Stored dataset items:
%%
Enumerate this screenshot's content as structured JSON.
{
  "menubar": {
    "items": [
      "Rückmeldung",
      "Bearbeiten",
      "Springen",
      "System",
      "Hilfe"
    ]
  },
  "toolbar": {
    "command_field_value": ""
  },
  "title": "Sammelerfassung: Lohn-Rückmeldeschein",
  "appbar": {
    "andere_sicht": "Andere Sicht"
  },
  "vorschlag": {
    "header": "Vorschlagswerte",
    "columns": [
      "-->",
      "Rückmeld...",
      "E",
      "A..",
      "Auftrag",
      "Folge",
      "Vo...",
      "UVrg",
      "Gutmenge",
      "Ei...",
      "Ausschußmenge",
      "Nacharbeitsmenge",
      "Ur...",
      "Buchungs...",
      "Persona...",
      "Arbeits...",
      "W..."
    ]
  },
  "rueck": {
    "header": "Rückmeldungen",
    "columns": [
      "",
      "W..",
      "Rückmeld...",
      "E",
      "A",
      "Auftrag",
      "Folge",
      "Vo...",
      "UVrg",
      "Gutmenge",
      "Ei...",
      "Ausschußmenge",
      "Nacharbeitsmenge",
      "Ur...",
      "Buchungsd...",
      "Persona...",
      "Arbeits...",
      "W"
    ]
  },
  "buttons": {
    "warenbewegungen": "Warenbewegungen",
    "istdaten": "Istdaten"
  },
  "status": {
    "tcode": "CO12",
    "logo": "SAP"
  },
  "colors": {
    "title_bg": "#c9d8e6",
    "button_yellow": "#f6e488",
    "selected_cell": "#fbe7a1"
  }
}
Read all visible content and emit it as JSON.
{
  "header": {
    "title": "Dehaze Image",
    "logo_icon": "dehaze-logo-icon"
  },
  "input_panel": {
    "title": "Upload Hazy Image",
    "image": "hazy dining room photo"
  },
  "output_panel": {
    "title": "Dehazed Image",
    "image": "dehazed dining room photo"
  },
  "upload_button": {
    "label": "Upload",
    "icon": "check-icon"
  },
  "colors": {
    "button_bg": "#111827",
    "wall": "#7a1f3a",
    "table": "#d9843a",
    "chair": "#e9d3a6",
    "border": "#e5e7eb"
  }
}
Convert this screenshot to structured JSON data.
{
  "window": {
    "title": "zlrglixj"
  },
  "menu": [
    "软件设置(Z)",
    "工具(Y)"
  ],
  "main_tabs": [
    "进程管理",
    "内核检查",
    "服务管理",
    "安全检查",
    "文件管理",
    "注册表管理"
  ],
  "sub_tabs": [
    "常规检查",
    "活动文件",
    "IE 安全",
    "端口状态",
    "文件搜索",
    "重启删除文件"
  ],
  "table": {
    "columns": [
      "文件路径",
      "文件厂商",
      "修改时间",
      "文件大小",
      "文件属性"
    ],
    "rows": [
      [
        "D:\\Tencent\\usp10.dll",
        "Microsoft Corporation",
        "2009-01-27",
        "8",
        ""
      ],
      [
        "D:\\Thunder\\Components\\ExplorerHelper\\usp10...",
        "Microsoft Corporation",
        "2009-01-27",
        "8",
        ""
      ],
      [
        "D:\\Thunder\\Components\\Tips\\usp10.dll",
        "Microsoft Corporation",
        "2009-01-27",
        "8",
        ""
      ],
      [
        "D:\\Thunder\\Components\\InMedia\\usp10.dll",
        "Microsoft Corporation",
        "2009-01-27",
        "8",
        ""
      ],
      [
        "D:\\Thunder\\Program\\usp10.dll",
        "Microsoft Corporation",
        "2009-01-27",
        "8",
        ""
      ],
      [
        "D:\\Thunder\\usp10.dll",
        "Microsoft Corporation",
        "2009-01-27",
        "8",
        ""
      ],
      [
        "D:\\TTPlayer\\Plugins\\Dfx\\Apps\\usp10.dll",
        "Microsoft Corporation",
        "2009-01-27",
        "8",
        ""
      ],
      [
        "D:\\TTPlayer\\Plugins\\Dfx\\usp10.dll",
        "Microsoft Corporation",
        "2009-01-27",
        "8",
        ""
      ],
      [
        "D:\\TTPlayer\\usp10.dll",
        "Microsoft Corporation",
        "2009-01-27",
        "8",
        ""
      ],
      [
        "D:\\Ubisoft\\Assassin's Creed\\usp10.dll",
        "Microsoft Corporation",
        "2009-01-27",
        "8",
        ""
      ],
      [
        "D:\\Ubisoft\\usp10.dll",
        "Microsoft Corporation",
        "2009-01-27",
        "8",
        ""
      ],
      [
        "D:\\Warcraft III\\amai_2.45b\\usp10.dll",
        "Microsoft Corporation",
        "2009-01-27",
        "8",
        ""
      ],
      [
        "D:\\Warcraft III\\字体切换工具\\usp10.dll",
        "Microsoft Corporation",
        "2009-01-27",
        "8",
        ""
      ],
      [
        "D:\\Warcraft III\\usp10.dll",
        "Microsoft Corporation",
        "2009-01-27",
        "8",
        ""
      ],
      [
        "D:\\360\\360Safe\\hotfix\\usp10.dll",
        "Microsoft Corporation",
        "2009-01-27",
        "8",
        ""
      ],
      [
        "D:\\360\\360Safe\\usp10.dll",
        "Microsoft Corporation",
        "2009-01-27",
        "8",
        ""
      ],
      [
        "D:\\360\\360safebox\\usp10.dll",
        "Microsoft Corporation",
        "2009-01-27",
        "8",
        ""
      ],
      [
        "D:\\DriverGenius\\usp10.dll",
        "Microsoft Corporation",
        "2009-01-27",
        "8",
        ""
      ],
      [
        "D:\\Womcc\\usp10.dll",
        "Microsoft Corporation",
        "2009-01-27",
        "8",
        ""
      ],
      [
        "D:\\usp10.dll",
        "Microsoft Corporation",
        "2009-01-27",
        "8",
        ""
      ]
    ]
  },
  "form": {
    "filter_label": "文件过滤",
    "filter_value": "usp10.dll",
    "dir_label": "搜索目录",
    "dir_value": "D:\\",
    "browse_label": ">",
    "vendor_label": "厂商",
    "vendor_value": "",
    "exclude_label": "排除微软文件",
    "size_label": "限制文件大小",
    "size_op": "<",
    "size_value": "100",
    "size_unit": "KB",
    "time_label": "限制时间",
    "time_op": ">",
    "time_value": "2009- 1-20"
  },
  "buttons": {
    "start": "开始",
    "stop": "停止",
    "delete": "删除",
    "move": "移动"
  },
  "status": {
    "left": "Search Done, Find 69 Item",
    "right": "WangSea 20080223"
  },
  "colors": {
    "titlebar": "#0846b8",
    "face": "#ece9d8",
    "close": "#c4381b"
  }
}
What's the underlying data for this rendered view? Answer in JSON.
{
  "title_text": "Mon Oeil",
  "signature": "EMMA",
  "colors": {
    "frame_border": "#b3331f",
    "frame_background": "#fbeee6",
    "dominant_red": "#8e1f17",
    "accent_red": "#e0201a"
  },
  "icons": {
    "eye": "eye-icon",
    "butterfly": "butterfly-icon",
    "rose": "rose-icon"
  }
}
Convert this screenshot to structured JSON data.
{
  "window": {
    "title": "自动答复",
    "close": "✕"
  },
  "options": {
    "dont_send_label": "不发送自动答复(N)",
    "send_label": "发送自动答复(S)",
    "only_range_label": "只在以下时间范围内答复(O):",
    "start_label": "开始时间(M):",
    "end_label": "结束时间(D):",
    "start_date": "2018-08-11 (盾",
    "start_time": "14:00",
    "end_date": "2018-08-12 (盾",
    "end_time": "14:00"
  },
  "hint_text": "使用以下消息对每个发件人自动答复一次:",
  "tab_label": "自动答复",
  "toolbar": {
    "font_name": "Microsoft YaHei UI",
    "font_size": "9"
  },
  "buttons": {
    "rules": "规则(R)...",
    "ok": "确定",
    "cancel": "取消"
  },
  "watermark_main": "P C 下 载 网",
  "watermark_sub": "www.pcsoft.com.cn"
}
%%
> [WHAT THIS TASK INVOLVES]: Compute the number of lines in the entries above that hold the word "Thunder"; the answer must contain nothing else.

> [EXERCISE RESPONSE]: 5